It was first used on the 25th November 1762, by King George III, to open Parliament. It had been ordered by the King to replace the older state carriages. The framework of the carriageís body consists of eight palm trees which, branching at their tops, support the roof. The four corner trees, each rising from a lionís head, are loaded with trophies symbolising the victories of Great Britain in the Seven Years War that ended just after the coach was completed. The body is slung by braces covered in morocco leather and ornamented with guilt buckles held by four tritons. The two front figures draw the coach and they proclaim the approach of the Monarch of the Ocean through conches used as horns. The rear figures carry the Imperial fasces topped with tridents.
The magnificent coach is gilded all over.

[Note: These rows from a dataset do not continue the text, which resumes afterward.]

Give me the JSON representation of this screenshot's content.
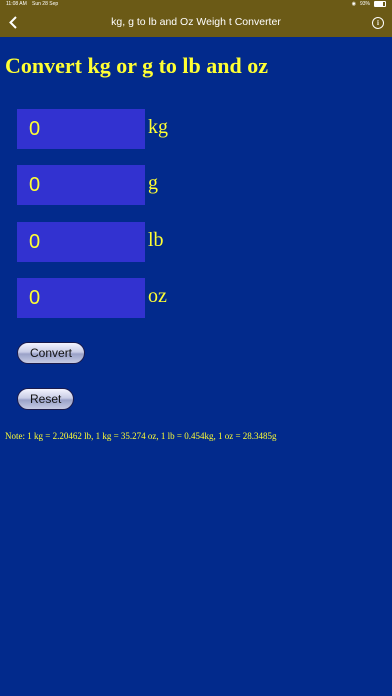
{
  "status_bar": {
    "time": "11:08 AM",
    "date": "Sun 28 Sep",
    "battery": "93%"
  },
  "nav": {
    "title": "kg, g to lb and Oz Weigh t Converter",
    "back_icon": "chevron-left-icon",
    "info_icon": "info-icon"
  },
  "main": {
    "title": "Convert kg or g to lb and oz",
    "fields": [
      {
        "value": "0",
        "unit": "kg"
      },
      {
        "value": "0",
        "unit": "g"
      },
      {
        "value": "0",
        "unit": "lb"
      },
      {
        "value": "0",
        "unit": "oz"
      }
    ],
    "convert_label": "Convert",
    "reset_label": "Reset",
    "note": "Note: 1 kg = 2.20462 lb, 1 kg = 35.274 oz, 1 lb = 0.454kg, 1 oz = 28.3485g"
  },
  "colors": {
    "background": "#022a8c",
    "header": "#6b5a16",
    "accent_text": "#ffff33",
    "field_bg": "#3232d0"
  }
}
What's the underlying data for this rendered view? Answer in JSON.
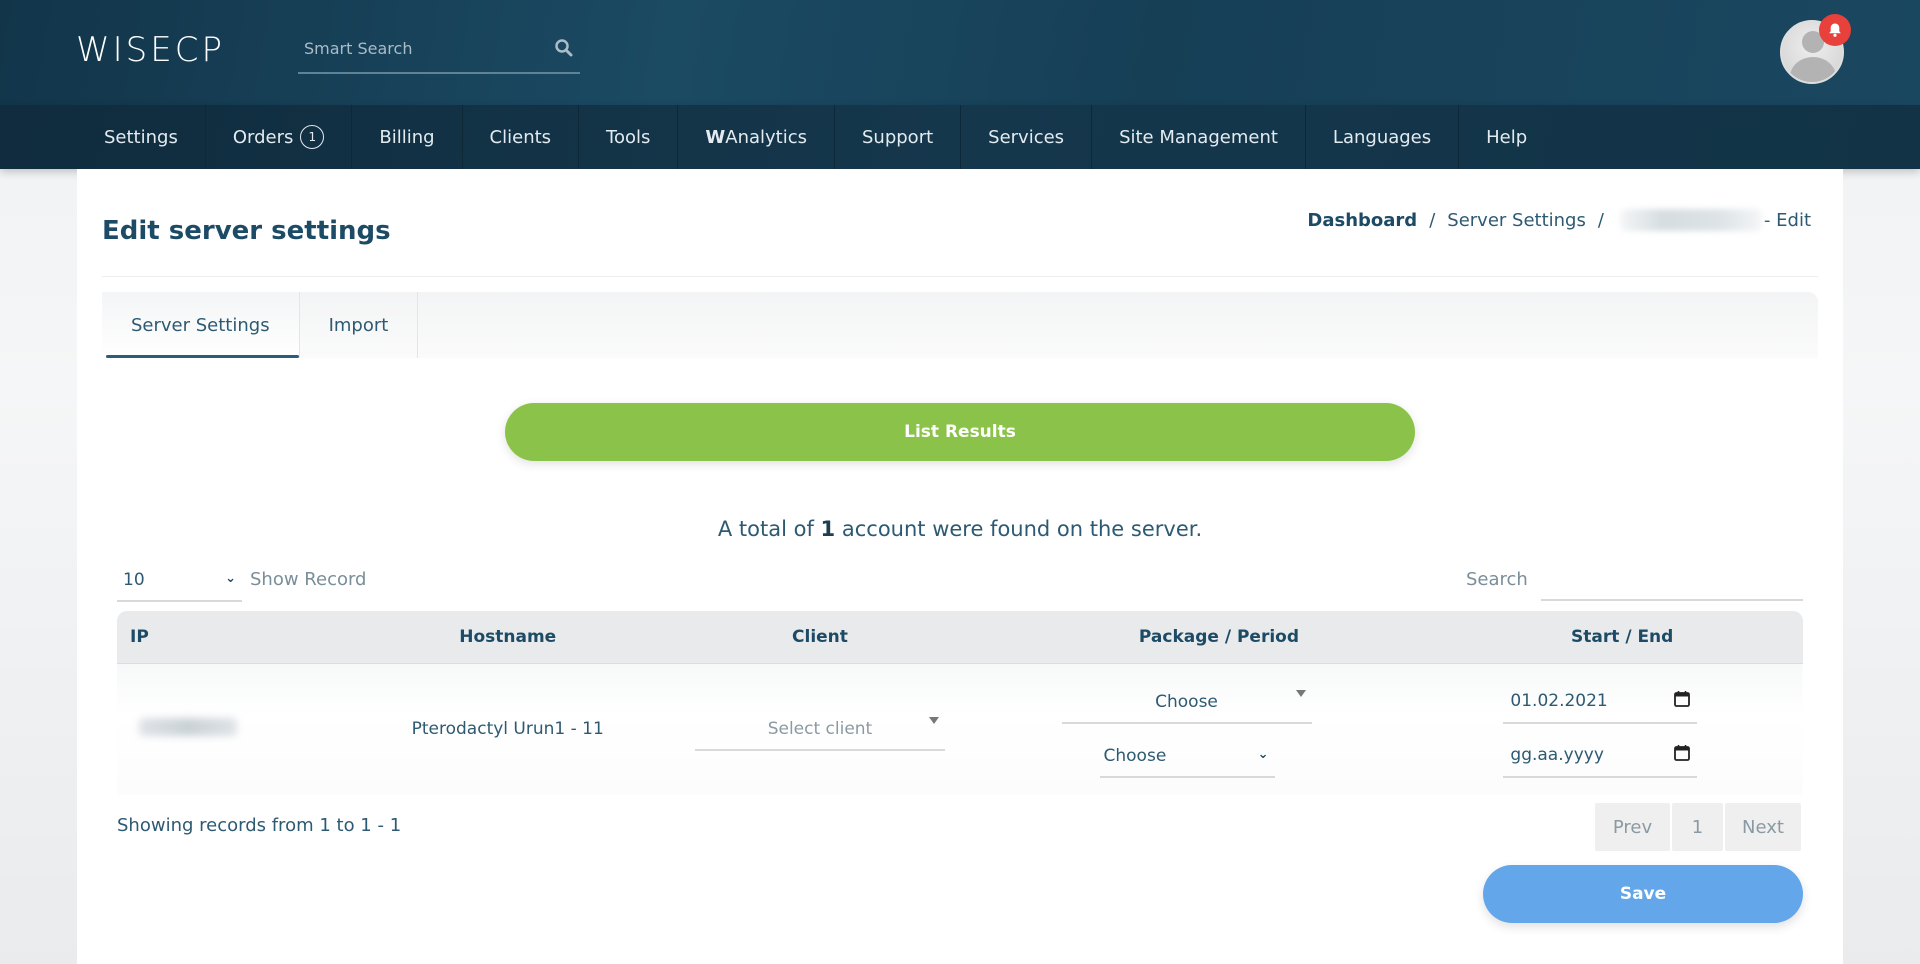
{
  "header": {
    "logo": "WISECP",
    "smart_search": {
      "placeholder": "Smart Search",
      "value": ""
    },
    "notification_icon": "bell-icon",
    "avatar_icon": "user-avatar-icon"
  },
  "nav": {
    "items": [
      {
        "label": "Settings"
      },
      {
        "label": "Orders",
        "count": "1"
      },
      {
        "label": "Billing"
      },
      {
        "label": "Clients"
      },
      {
        "label": "Tools"
      },
      {
        "label_bold": "W",
        "label": "Analytics"
      },
      {
        "label": "Support"
      },
      {
        "label": "Services"
      },
      {
        "label": "Site Management"
      },
      {
        "label": "Languages"
      },
      {
        "label": "Help"
      }
    ]
  },
  "page": {
    "title": "Edit server settings",
    "breadcrumb": {
      "home": "Dashboard",
      "separator": "/",
      "section": "Server Settings",
      "suffix": "- Edit"
    },
    "tabs": [
      {
        "label": "Server Settings",
        "active": true
      },
      {
        "label": "Import",
        "active": false
      }
    ],
    "list_results_label": "List Results",
    "total": {
      "prefix": "A total of",
      "count": "1",
      "suffix": "account were found on the server."
    },
    "table_controls": {
      "page_size": "10",
      "show_record_label": "Show Record",
      "search_label": "Search",
      "search_value": ""
    },
    "table": {
      "columns": [
        "IP",
        "Hostname",
        "Client",
        "Package / Period",
        "Start / End"
      ],
      "rows": [
        {
          "ip": "",
          "hostname": "Pterodactyl Urun1 - 11",
          "client_placeholder": "Select client",
          "package": "Choose",
          "period": "Choose",
          "start_date": "01.02.2021",
          "end_date_placeholder": "gg.aa.yyyy"
        }
      ]
    },
    "records_info": "Showing records from 1 to 1 - 1",
    "pagination": {
      "prev": "Prev",
      "current": "1",
      "next": "Next"
    },
    "save_label": "Save"
  },
  "colors": {
    "header_bg": "#1b4a63",
    "title": "#1d4b66",
    "list_results_btn": "#8bc34a",
    "save_btn": "#63a6e9",
    "notification": "#e8403a"
  }
}
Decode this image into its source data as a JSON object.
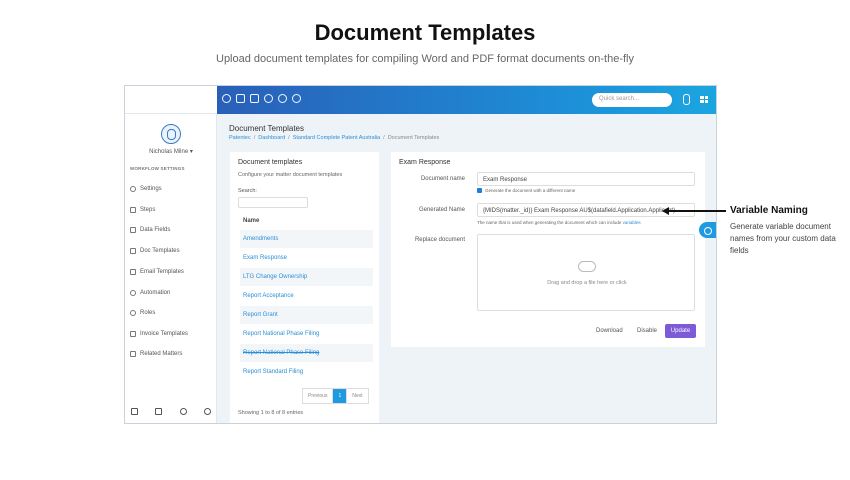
{
  "hero": {
    "title": "Document Templates",
    "subtitle": "Upload document templates for compiling Word and PDF format documents on-the-fly"
  },
  "topbar": {
    "icons": [
      "clock-icon",
      "mail-icon",
      "card-icon",
      "play-icon",
      "timer-icon",
      "user-icon"
    ],
    "search_placeholder": "Quick search...",
    "accent_start": "#2a5fb8",
    "accent_end": "#1ba6e0"
  },
  "sidebar": {
    "user_name": "Nicholas Milne",
    "section_label": "WORKFLOW SETTINGS",
    "items": [
      {
        "label": "Settings",
        "icon": "gear-icon"
      },
      {
        "label": "Steps",
        "icon": "steps-icon"
      },
      {
        "label": "Data Fields",
        "icon": "edit-icon"
      },
      {
        "label": "Doc Templates",
        "icon": "book-icon"
      },
      {
        "label": "Email Templates",
        "icon": "mail-icon"
      },
      {
        "label": "Automation",
        "icon": "automation-icon"
      },
      {
        "label": "Roles",
        "icon": "users-icon"
      },
      {
        "label": "Invoice Templates",
        "icon": "dollar-icon"
      },
      {
        "label": "Related Matters",
        "icon": "map-icon"
      }
    ],
    "bottom_icons": [
      "bank-icon",
      "grid-icon",
      "support-icon",
      "gear-icon"
    ]
  },
  "page": {
    "title": "Document Templates",
    "breadcrumb": [
      "Patentec",
      "Dashboard",
      "Standard Complete Patent Australia",
      "Document Templates"
    ]
  },
  "templates_panel": {
    "title": "Document templates",
    "subtitle": "Configure your matter document templates",
    "search_label": "Search:",
    "column_header": "Name",
    "rows": [
      {
        "name": "Amendments",
        "struck": false
      },
      {
        "name": "Exam Response",
        "struck": false
      },
      {
        "name": "LTG Change Ownership",
        "struck": false
      },
      {
        "name": "Report Acceptance",
        "struck": false
      },
      {
        "name": "Report Grant",
        "struck": false
      },
      {
        "name": "Report National Phase Filing",
        "struck": false
      },
      {
        "name": "Report National Phase Filing",
        "struck": true
      },
      {
        "name": "Report Standard Filing",
        "struck": false
      }
    ],
    "pager": {
      "previous": "Previous",
      "page": "1",
      "next": "Next"
    },
    "showing": "Showing 1 to 8 of 8 entries"
  },
  "editor": {
    "title": "Exam Response",
    "document_name_label": "Document name",
    "document_name_value": "Exam Response",
    "checkbox_label": "Generate the document with a different name",
    "generated_name_label": "Generated Name",
    "generated_name_value": "{MIDS(matter._id)} Exam Response AU$(datafield.Application.Applicant)",
    "hint_text": "The name that is used when generating the document which can include",
    "hint_link": "variables",
    "replace_label": "Replace document",
    "dropzone_text": "Drag and drop a file here or click",
    "download_label": "Download",
    "disable_label": "Disable",
    "update_label": "Update",
    "update_color": "#7d5ad6"
  },
  "callout": {
    "title": "Variable Naming",
    "text": "Generate variable document names from your custom data fields"
  }
}
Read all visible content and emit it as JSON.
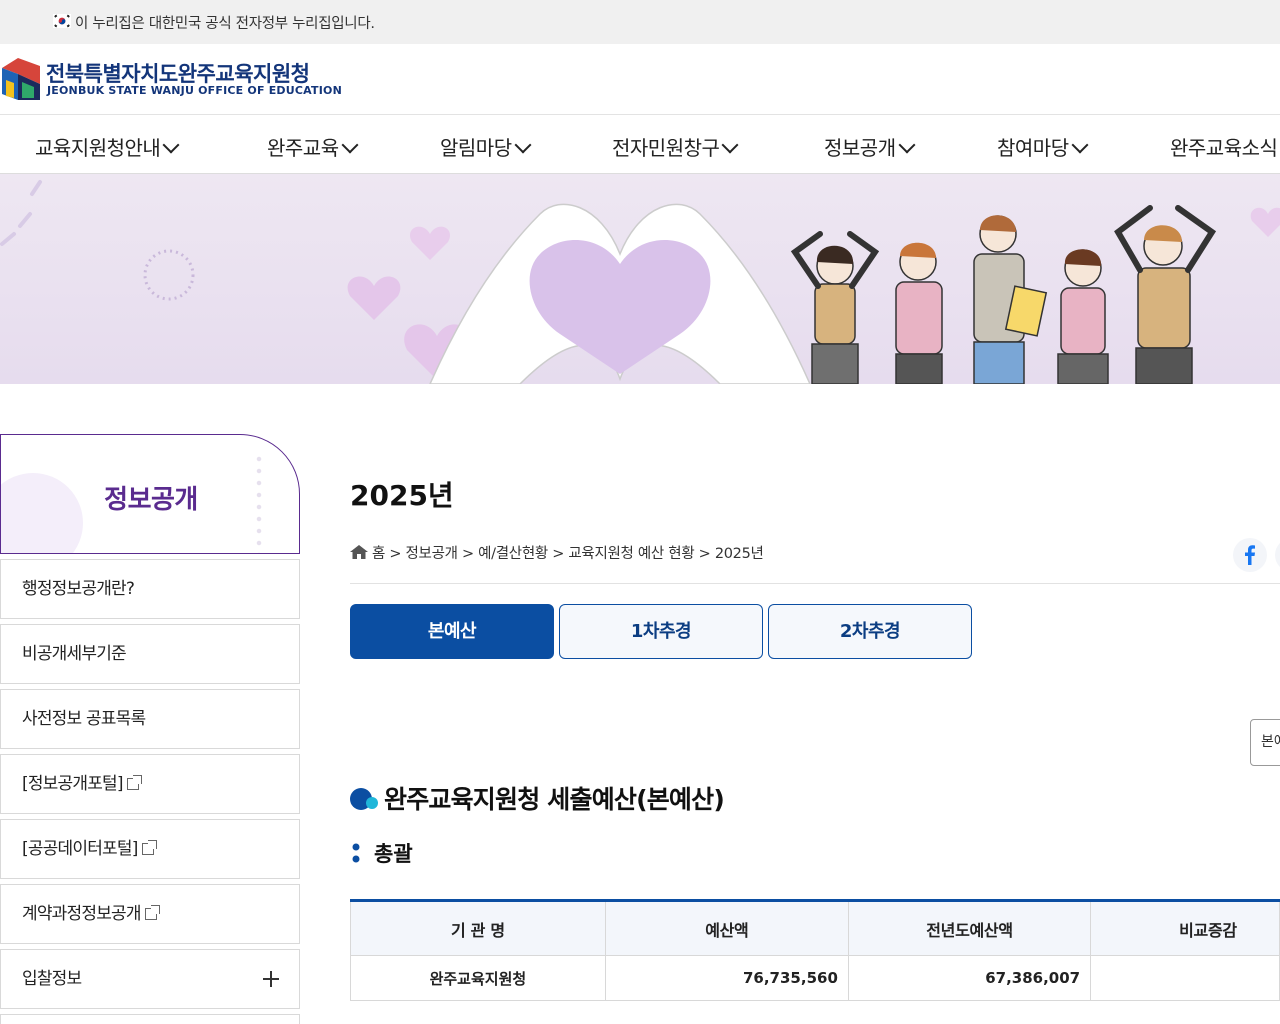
{
  "gov_banner": {
    "text": "이 누리집은 대한민국 공식 전자정부 누리집입니다."
  },
  "logo": {
    "korean": "전북특별자치도완주교육지원청",
    "english": "JEONBUK STATE WANJU OFFICE OF EDUCATION"
  },
  "gnb": {
    "items": [
      {
        "label": "교육지원청안내"
      },
      {
        "label": "완주교육"
      },
      {
        "label": "알림마당"
      },
      {
        "label": "전자민원창구"
      },
      {
        "label": "정보공개"
      },
      {
        "label": "참여마당"
      },
      {
        "label": "완주교육소식"
      }
    ]
  },
  "lnb": {
    "title": "정보공개",
    "items": [
      {
        "label": "행정정보공개란?"
      },
      {
        "label": "비공개세부기준"
      },
      {
        "label": "사전정보 공표목록"
      },
      {
        "label": "[정보공개포털]"
      },
      {
        "label": "[공공데이터포털]"
      },
      {
        "label": "계약과정정보공개"
      },
      {
        "label": "입찰정보"
      }
    ]
  },
  "content": {
    "title": "2025년",
    "breadcrumb": "홈 > 정보공개 > 예/결산현황 > 교육지원청 예산 현황 > 2025년",
    "tabs": [
      {
        "label": "본예산"
      },
      {
        "label": "1차추경"
      },
      {
        "label": "2차추경"
      }
    ],
    "unit_button": "본예산",
    "section_title": "완주교육지원청 세출예산(본예산)",
    "sub_title": "총괄",
    "table": {
      "headers": [
        "기 관 명",
        "예산액",
        "전년도예산액",
        "비교증감"
      ],
      "rows": [
        [
          "완주교육지원청",
          "76,735,560",
          "67,386,007",
          ""
        ]
      ]
    }
  },
  "colors": {
    "brand_blue": "#0b4ea2",
    "lnb_purple": "#5a2b8f",
    "logo_navy": "#13357a"
  }
}
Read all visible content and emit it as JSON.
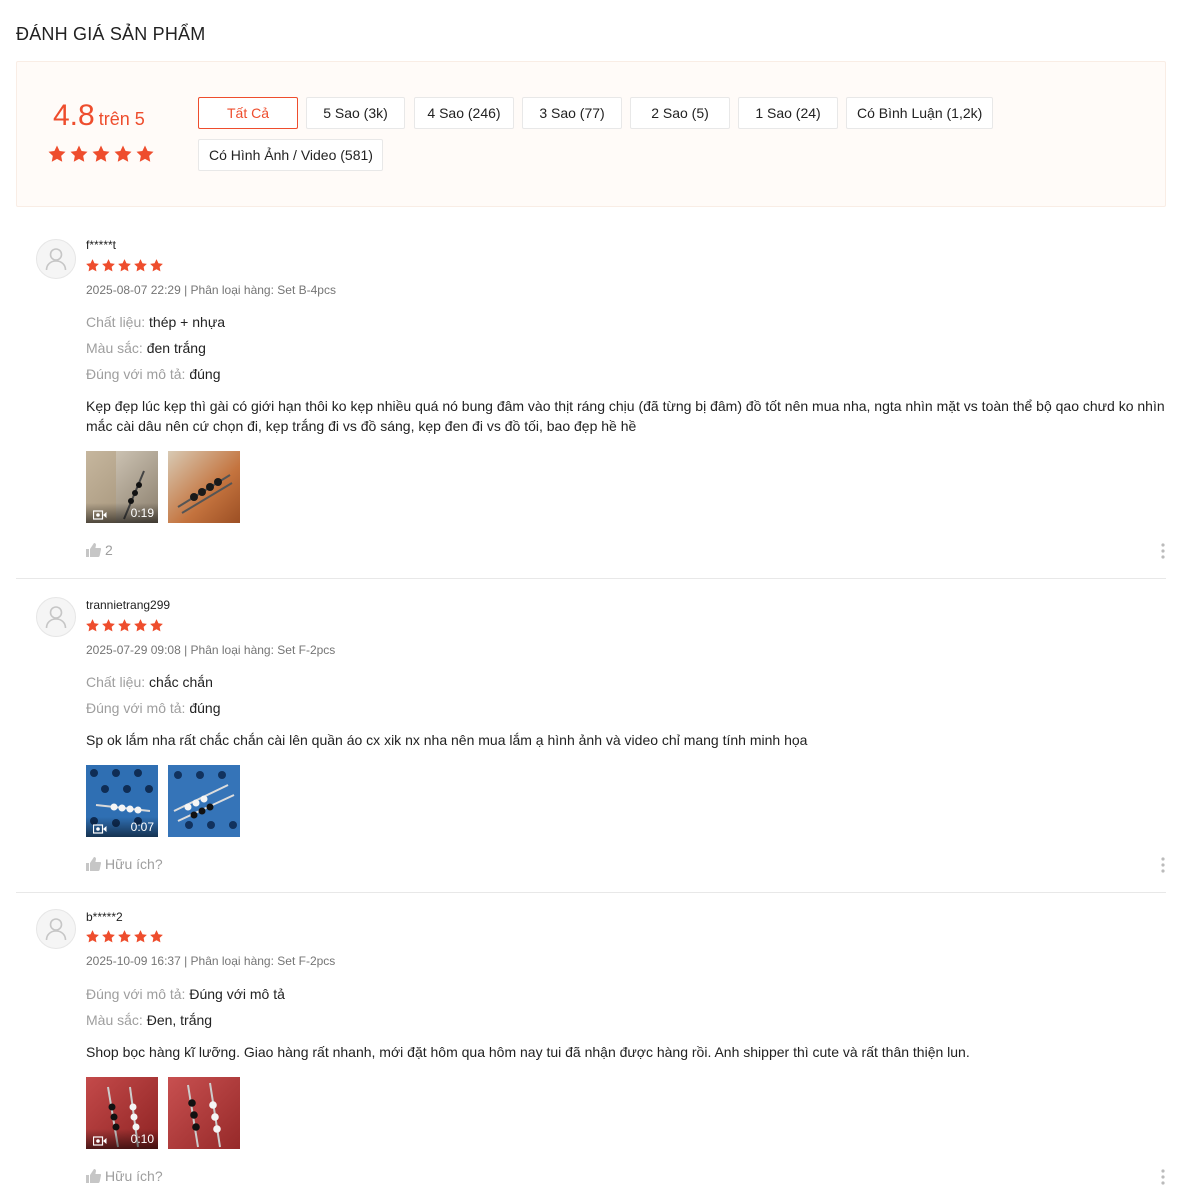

It is 24 feet long, 8 feet 3 inches wide, and 12 feet high; the pole is 12 feet 4 inches long and the total weight is 4 tons. The harness, originally made by Ringstead, is of rich red morocco leather. The State Coach is adorned on the sides, front and back with panels painted by Giovanni Battista Cipriani, a Florentine historical painter and engraver who came to London in 1755.
The coach has been used for every Coronation since that of King George IV and until recent years was generally used when the sovereign went in person to open the new session of Parliament. Queen Victoria, however, only opened Parliament seven times after the Prince Consortís death in 1861, and she did not use the Gold State Coach. It is thought that in 1977 it was the first time the coach travelled to St. Paulís Cathedral. The coach can only proceed at the walk and not at the trot and it takes eight postillion horses to pull it, since King Edward VII ordered the box to be removed so that it would allow more people to see the sovereigns.